── Material supplied ──
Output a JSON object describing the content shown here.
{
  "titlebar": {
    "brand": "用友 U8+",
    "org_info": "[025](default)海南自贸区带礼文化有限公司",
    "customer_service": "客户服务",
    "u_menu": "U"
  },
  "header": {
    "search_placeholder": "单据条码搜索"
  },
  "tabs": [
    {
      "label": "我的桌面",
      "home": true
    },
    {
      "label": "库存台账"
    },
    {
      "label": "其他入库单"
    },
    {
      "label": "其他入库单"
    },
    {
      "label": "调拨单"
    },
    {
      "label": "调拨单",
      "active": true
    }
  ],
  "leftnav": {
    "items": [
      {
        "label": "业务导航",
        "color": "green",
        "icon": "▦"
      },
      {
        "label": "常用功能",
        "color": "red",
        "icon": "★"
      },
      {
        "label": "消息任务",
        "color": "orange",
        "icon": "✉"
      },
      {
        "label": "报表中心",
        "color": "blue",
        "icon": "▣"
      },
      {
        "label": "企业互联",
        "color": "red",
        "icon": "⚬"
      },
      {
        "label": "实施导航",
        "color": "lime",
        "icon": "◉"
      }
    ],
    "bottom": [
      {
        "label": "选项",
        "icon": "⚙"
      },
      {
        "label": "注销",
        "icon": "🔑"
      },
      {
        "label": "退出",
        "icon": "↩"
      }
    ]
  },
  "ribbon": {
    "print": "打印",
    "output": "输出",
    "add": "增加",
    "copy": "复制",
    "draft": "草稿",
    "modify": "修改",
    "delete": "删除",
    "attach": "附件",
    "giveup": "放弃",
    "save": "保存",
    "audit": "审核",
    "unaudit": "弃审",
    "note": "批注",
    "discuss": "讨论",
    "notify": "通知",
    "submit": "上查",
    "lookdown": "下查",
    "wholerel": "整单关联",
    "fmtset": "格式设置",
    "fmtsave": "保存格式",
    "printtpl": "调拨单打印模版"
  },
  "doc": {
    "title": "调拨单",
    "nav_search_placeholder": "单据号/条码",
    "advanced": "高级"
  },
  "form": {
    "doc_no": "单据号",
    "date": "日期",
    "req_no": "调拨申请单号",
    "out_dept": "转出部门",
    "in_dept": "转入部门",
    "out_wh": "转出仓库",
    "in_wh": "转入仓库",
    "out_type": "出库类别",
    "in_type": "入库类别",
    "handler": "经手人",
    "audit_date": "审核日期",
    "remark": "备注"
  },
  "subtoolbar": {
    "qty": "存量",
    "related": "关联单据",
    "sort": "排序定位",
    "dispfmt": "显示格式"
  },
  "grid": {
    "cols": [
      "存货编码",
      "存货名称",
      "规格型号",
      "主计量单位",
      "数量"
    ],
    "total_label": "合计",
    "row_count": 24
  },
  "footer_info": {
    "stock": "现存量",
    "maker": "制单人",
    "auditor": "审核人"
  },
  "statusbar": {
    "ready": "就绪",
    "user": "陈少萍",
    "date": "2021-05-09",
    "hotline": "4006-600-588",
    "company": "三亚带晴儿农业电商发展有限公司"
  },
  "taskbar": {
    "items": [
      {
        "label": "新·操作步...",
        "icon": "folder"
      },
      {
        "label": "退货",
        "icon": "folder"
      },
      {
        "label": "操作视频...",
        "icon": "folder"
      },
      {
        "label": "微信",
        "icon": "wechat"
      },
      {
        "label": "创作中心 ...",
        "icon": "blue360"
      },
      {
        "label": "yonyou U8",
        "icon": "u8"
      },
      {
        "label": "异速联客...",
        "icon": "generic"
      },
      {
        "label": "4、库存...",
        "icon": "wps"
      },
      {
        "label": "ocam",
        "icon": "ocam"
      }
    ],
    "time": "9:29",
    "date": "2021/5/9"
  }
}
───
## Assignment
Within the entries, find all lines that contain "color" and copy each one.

## Exercise answer
        "color": "green",
        "color": "red",
        "color": "orange",
        "color": "blue",
        "color": "red",
        "color": "lime",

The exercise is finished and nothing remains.